EXERCISE OBJECTIVE: Every entry must be output exactly as it was written.

[Extracted records]

:::

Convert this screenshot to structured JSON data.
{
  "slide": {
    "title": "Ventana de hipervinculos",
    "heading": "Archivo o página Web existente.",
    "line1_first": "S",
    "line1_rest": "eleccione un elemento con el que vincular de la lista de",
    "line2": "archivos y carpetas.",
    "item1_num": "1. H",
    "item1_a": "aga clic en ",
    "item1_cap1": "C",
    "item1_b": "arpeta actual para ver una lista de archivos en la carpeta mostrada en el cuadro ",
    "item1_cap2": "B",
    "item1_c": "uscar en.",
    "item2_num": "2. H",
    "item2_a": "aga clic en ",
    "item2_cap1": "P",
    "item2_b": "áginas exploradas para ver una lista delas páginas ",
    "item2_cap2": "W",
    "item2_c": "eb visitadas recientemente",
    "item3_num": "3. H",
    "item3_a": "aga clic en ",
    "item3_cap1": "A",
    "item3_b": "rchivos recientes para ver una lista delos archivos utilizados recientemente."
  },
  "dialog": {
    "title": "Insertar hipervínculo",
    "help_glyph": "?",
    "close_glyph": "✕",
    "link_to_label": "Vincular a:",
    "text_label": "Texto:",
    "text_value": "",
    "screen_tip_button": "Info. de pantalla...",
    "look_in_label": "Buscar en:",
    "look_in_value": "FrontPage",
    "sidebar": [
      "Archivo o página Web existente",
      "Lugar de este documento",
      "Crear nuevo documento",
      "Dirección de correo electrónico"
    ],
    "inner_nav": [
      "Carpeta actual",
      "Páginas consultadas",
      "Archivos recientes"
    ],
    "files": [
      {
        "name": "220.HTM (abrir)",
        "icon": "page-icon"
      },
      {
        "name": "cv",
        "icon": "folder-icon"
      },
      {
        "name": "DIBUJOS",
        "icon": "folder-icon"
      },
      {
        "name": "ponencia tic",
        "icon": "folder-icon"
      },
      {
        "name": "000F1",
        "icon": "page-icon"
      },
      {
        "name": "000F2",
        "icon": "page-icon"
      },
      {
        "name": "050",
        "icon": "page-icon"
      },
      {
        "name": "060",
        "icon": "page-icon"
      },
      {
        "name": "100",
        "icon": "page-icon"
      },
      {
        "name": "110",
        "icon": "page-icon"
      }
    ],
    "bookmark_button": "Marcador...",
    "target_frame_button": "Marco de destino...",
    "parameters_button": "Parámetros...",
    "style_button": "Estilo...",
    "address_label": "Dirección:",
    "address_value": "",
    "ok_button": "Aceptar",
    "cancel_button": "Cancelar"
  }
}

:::

PROBLEM SOLUTION:
Convert this screenshot to structured JSON data.
{
  "slide": {
    "title": "Ventana de hipervinculos",
    "heading": "Archivo o página Web existente.",
    "line1_first": "S",
    "line1_rest": "eleccione un elemento con el que vincular de la lista de",
    "line2": "archivos y carpetas.",
    "item1_num": "1. H",
    "item1_a": "aga clic en ",
    "item1_cap1": "C",
    "item1_b": "arpeta actual para ver una lista de archivos en la carpeta mostrada en el cuadro ",
    "item1_cap2": "B",
    "item1_c": "uscar en.",
    "item2_num": "2. H",
    "item2_a": "aga clic en ",
    "item2_cap1": "P",
    "item2_b": "áginas exploradas para ver una lista delas páginas ",
    "item2_cap2": "W",
    "item2_c": "eb visitadas recientemente",
    "item3_num": "3. H",
    "item3_a": "aga clic en ",
    "item3_cap1": "A",
    "item3_b": "rchivos recientes para ver una lista delos archivos utilizados recientemente."
  },
  "dialog": {
    "title": "Insertar hipervínculo",
    "help_glyph": "?",
    "close_glyph": "✕",
    "link_to_label": "Vincular a:",
    "text_label": "Texto:",
    "text_value": "",
    "screen_tip_button": "Info. de pantalla...",
    "look_in_label": "Buscar en:",
    "look_in_value": "FrontPage",
    "sidebar": [
      "Archivo o página Web existente",
      "Lugar de este documento",
      "Crear nuevo documento",
      "Dirección de correo electrónico"
    ],
    "inner_nav": [
      "Carpeta actual",
      "Páginas consultadas",
      "Archivos recientes"
    ],
    "files": [
      {
        "name": "220.HTM (abrir)",
        "icon": "page-icon"
      },
      {
        "name": "cv",
        "icon": "folder-icon"
      },
      {
        "name": "DIBUJOS",
        "icon": "folder-icon"
      },
      {
        "name": "ponencia tic",
        "icon": "folder-icon"
      },
      {
        "name": "000F1",
        "icon": "page-icon"
      },
      {
        "name": "000F2",
        "icon": "page-icon"
      },
      {
        "name": "050",
        "icon": "page-icon"
      },
      {
        "name": "060",
        "icon": "page-icon"
      },
      {
        "name": "100",
        "icon": "page-icon"
      },
      {
        "name": "110",
        "icon": "page-icon"
      }
    ],
    "bookmark_button": "Marcador...",
    "target_frame_button": "Marco de destino...",
    "parameters_button": "Parámetros...",
    "style_button": "Estilo...",
    "address_label": "Dirección:",
    "address_value": "",
    "ok_button": "Aceptar",
    "cancel_button": "Cancelar"
  }
}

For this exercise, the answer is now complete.